» AIM OF THE TASK
Go over the records and count each line that has the string "Informacje". Give the number and nothing else.

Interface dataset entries
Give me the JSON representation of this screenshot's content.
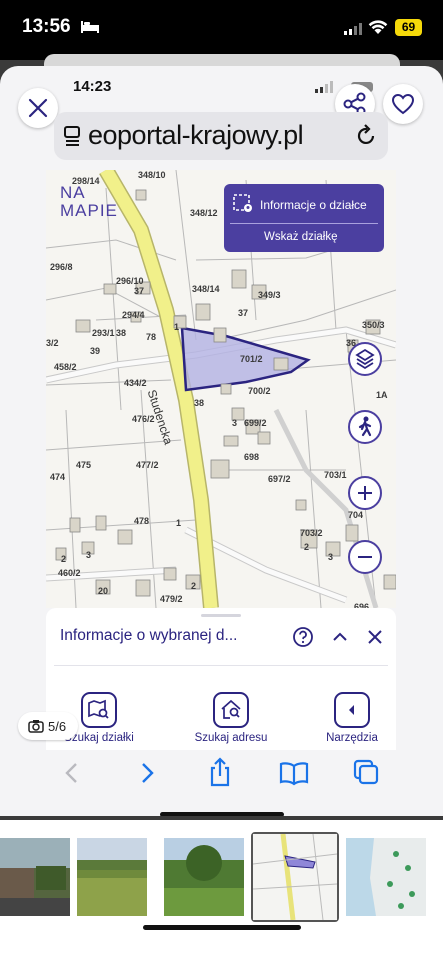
{
  "status_bar": {
    "time": "13:56",
    "battery": "69"
  },
  "inner_status_bar": {
    "time": "14:23"
  },
  "address_bar": {
    "url_visible": "eoportal-krajowy.pl"
  },
  "map": {
    "logo_top": "NA",
    "logo_bottom": "MAPIE",
    "info_box": {
      "title": "Informacje o działce",
      "subtitle": "Wskaż działkę"
    },
    "labels": [
      {
        "text": "298/14"
      },
      {
        "text": "348/10"
      },
      {
        "text": "348/12"
      },
      {
        "text": "296/8"
      },
      {
        "text": "296/10"
      },
      {
        "text": "37"
      },
      {
        "text": "348/14"
      },
      {
        "text": "349/3"
      },
      {
        "text": "294/4"
      },
      {
        "text": "37"
      },
      {
        "text": "293/1"
      },
      {
        "text": "38"
      },
      {
        "text": "1"
      },
      {
        "text": "78"
      },
      {
        "text": "350/3"
      },
      {
        "text": "3/2"
      },
      {
        "text": "39"
      },
      {
        "text": "36"
      },
      {
        "text": "458/2"
      },
      {
        "text": "701/2"
      },
      {
        "text": "434/2"
      },
      {
        "text": "700/2"
      },
      {
        "text": "1A"
      },
      {
        "text": "38"
      },
      {
        "text": "476/2"
      },
      {
        "text": "3"
      },
      {
        "text": "699/2"
      },
      {
        "text": "698"
      },
      {
        "text": "475"
      },
      {
        "text": "477/2"
      },
      {
        "text": "474"
      },
      {
        "text": "697/2"
      },
      {
        "text": "703/1"
      },
      {
        "text": "478"
      },
      {
        "text": "704"
      },
      {
        "text": "1"
      },
      {
        "text": "2"
      },
      {
        "text": "3"
      },
      {
        "text": "703/2"
      },
      {
        "text": "2"
      },
      {
        "text": "3"
      },
      {
        "text": "460/2"
      },
      {
        "text": "20"
      },
      {
        "text": "2"
      },
      {
        "text": "479/2"
      },
      {
        "text": "696"
      }
    ],
    "street_name": "Studencka"
  },
  "info_panel": {
    "title": "Informacje o wybranej d..."
  },
  "tools": [
    {
      "label": "Szukaj działki"
    },
    {
      "label": "Szukaj adresu"
    },
    {
      "label": "Narzędzia"
    }
  ],
  "photo_counter": "5/6",
  "colors": {
    "accent": "#4b3fa0",
    "dark_accent": "#2b2480",
    "road": "#f1f08a",
    "safari_blue": "#1a73e8"
  }
}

» RESULT FOR THIS TASK
2